Task instructions:
Reproduce the data that follows in its entirety, character for character.

Given information:
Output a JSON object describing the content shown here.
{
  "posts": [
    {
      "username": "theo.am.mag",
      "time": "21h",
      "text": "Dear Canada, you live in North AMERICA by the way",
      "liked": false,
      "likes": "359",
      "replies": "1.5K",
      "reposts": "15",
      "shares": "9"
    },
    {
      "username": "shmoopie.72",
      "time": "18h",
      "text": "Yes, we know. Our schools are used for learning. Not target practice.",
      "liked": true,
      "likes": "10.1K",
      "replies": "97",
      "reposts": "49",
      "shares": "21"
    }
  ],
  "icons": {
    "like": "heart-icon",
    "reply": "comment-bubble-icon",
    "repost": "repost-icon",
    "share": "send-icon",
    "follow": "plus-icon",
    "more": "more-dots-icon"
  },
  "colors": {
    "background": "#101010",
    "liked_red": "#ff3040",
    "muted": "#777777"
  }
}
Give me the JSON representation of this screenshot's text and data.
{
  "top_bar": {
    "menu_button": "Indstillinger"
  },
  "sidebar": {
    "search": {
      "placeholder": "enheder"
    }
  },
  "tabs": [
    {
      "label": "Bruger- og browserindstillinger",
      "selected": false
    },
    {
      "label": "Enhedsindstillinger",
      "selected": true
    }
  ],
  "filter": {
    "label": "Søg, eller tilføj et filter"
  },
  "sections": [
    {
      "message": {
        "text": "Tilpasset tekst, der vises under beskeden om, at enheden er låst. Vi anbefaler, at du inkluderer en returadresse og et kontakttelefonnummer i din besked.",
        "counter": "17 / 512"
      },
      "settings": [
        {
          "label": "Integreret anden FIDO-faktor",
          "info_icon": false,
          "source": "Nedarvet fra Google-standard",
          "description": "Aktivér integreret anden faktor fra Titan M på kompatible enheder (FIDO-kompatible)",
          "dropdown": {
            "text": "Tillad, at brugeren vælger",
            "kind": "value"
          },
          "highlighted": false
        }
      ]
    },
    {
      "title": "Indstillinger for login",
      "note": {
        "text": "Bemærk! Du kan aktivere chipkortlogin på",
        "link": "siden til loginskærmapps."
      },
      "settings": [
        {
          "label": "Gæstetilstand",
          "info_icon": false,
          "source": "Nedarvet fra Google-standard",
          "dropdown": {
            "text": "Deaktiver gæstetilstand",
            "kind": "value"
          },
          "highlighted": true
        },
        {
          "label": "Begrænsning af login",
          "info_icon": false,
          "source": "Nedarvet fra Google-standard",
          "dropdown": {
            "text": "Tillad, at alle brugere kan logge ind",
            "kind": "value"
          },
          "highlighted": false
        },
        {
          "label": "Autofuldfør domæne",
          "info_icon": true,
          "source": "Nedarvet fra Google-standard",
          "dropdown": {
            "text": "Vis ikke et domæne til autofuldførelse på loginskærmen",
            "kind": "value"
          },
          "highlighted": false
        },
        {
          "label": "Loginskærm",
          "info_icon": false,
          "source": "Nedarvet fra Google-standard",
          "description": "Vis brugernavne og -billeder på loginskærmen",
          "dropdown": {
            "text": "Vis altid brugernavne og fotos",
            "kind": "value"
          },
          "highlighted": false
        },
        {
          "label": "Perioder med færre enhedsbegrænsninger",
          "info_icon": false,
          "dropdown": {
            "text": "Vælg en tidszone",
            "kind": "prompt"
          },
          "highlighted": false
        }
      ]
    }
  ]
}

Finished exercise:
Output a JSON object describing the content shown here.
{
  "posts": [
    {
      "username": "theo.am.mag",
      "time": "21h",
      "text": "Dear Canada, you live in North AMERICA by the way",
      "liked": false,
      "likes": "359",
      "replies": "1.5K",
      "reposts": "15",
      "shares": "9"
    },
    {
      "username": "shmoopie.72",
      "time": "18h",
      "text": "Yes, we know. Our schools are used for learning. Not target practice.",
      "liked": true,
      "likes": "10.1K",
      "replies": "97",
      "reposts": "49",
      "shares": "21"
    }
  ],
  "icons": {
    "like": "heart-icon",
    "reply": "comment-bubble-icon",
    "repost": "repost-icon",
    "share": "send-icon",
    "follow": "plus-icon",
    "more": "more-dots-icon"
  },
  "colors": {
    "background": "#101010",
    "liked_red": "#ff3040",
    "muted": "#777777"
  }
}
Give me the JSON representation of this screenshot's text and data.
{
  "top_bar": {
    "menu_button": "Indstillinger"
  },
  "sidebar": {
    "search": {
      "placeholder": "enheder"
    }
  },
  "tabs": [
    {
      "label": "Bruger- og browserindstillinger",
      "selected": false
    },
    {
      "label": "Enhedsindstillinger",
      "selected": true
    }
  ],
  "filter": {
    "label": "Søg, eller tilføj et filter"
  },
  "sections": [
    {
      "message": {
        "text": "Tilpasset tekst, der vises under beskeden om, at enheden er låst. Vi anbefaler, at du inkluderer en returadresse og et kontakttelefonnummer i din besked.",
        "counter": "17 / 512"
      },
      "settings": [
        {
          "label": "Integreret anden FIDO-faktor",
          "info_icon": false,
          "source": "Nedarvet fra Google-standard",
          "description": "Aktivér integreret anden faktor fra Titan M på kompatible enheder (FIDO-kompatible)",
          "dropdown": {
            "text": "Tillad, at brugeren vælger",
            "kind": "value"
          },
          "highlighted": false
        }
      ]
    },
    {
      "title": "Indstillinger for login",
      "note": {
        "text": "Bemærk! Du kan aktivere chipkortlogin på",
        "link": "siden til loginskærmapps."
      },
      "settings": [
        {
          "label": "Gæstetilstand",
          "info_icon": false,
          "source": "Nedarvet fra Google-standard",
          "dropdown": {
            "text": "Deaktiver gæstetilstand",
            "kind": "value"
          },
          "highlighted": true
        },
        {
          "label": "Begrænsning af login",
          "info_icon": false,
          "source": "Nedarvet fra Google-standard",
          "dropdown": {
            "text": "Tillad, at alle brugere kan logge ind",
            "kind": "value"
          },
          "highlighted": false
        },
        {
          "label": "Autofuldfør domæne",
          "info_icon": true,
          "source": "Nedarvet fra Google-standard",
          "dropdown": {
            "text": "Vis ikke et domæne til autofuldførelse på loginskærmen",
            "kind": "value"
          },
          "highlighted": false
        },
        {
          "label": "Loginskærm",
          "info_icon": false,
          "source": "Nedarvet fra Google-standard",
          "description": "Vis brugernavne og -billeder på loginskærmen",
          "dropdown": {
            "text": "Vis altid brugernavne og fotos",
            "kind": "value"
          },
          "highlighted": false
        },
        {
          "label": "Perioder med færre enhedsbegrænsninger",
          "info_icon": false,
          "dropdown": {
            "text": "Vælg en tidszone",
            "kind": "prompt"
          },
          "highlighted": false
        }
      ]
    }
  ]
}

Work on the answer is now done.